:: Source data
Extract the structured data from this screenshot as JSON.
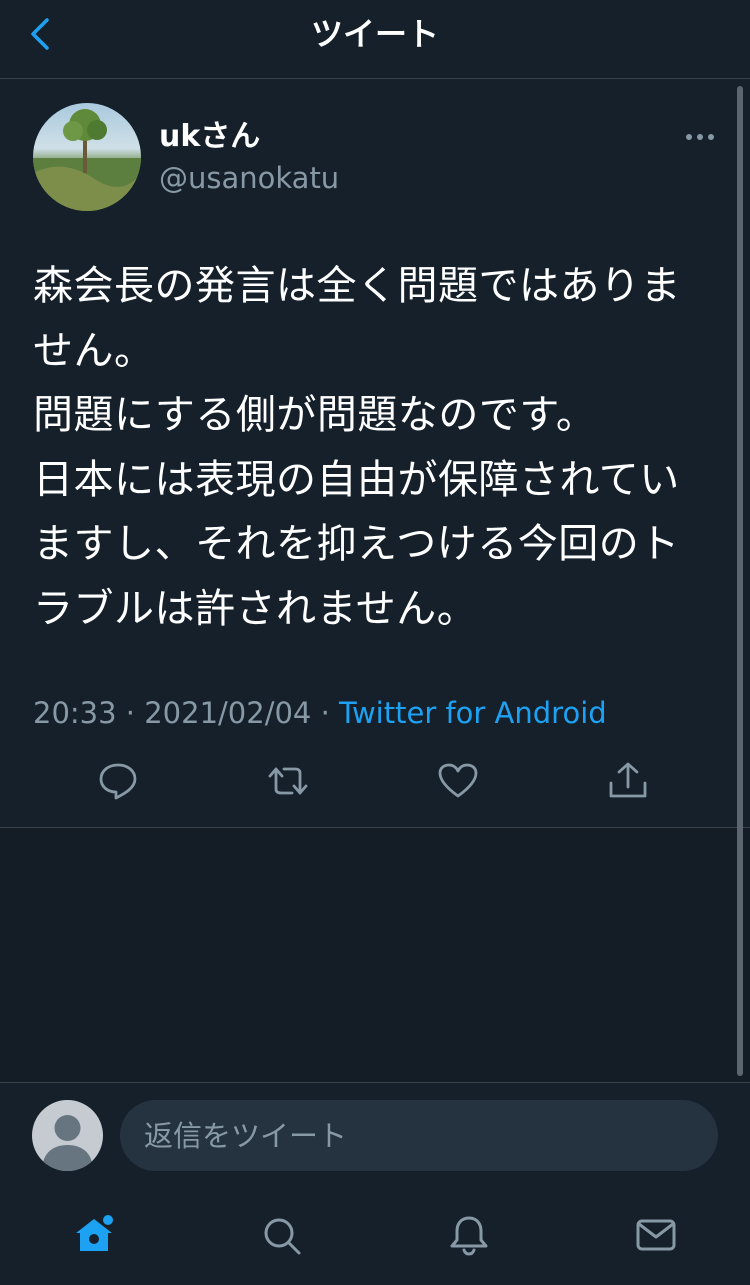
{
  "header": {
    "title": "ツイート"
  },
  "tweet": {
    "display_name": "ukさん",
    "handle": "@usanokatu",
    "text": "森会長の発言は全く問題ではありません。\n問題にする側が問題なのです。\n日本には表現の自由が保障されていますし、それを抑えつける今回のトラブルは許されません。",
    "time": "20:33",
    "date": "2021/02/04",
    "separator": " · ",
    "source": "Twitter for Android"
  },
  "actions": [
    "reply-icon",
    "retweet-icon",
    "like-icon",
    "share-icon"
  ],
  "reply": {
    "placeholder": "返信をツイート"
  },
  "tabs": [
    "home-icon",
    "search-icon",
    "notifications-icon",
    "messages-icon"
  ],
  "colors": {
    "accent": "#1da1f2",
    "background": "#15202b",
    "muted": "#8899a6"
  }
}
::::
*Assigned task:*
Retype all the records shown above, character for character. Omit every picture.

*Solution to this task:*
Extract the structured data from this screenshot as JSON.
{
  "header": {
    "title": "ツイート"
  },
  "tweet": {
    "display_name": "ukさん",
    "handle": "@usanokatu",
    "text": "森会長の発言は全く問題ではありません。\n問題にする側が問題なのです。\n日本には表現の自由が保障されていますし、それを抑えつける今回のトラブルは許されません。",
    "time": "20:33",
    "date": "2021/02/04",
    "separator": " · ",
    "source": "Twitter for Android"
  },
  "actions": [
    "reply-icon",
    "retweet-icon",
    "like-icon",
    "share-icon"
  ],
  "reply": {
    "placeholder": "返信をツイート"
  },
  "tabs": [
    "home-icon",
    "search-icon",
    "notifications-icon",
    "messages-icon"
  ],
  "colors": {
    "accent": "#1da1f2",
    "background": "#15202b",
    "muted": "#8899a6"
  }
}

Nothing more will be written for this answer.